Look through the lines below and extract each one that contains "JSON".
(Beginning of STORED DATA)
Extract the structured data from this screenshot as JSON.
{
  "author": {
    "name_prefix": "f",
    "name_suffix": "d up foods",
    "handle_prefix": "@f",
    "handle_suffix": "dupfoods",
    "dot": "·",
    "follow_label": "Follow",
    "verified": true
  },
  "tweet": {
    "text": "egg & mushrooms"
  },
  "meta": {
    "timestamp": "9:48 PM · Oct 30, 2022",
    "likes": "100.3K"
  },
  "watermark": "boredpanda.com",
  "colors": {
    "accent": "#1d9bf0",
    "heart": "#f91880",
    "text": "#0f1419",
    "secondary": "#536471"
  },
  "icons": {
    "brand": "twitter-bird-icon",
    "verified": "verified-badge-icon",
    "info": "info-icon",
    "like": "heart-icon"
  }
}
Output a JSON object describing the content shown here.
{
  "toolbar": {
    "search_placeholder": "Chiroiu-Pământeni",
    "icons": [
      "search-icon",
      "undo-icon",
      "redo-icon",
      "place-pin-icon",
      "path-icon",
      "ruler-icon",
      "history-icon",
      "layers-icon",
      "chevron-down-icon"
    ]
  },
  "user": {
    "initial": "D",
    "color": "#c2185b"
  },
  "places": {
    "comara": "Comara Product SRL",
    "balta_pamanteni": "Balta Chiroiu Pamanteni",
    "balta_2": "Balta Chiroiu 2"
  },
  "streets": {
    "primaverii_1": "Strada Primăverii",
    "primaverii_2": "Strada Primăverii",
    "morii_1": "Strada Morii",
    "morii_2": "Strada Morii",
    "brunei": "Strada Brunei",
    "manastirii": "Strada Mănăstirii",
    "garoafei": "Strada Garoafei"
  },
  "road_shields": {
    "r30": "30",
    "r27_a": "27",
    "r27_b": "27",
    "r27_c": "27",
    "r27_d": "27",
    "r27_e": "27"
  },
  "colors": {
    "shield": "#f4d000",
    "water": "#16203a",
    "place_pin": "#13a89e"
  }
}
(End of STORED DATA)
- _RESPONSE TO THE EXERCISE_
Extract the structured data from this screenshot as JSON.
Output a JSON object describing the content shown here.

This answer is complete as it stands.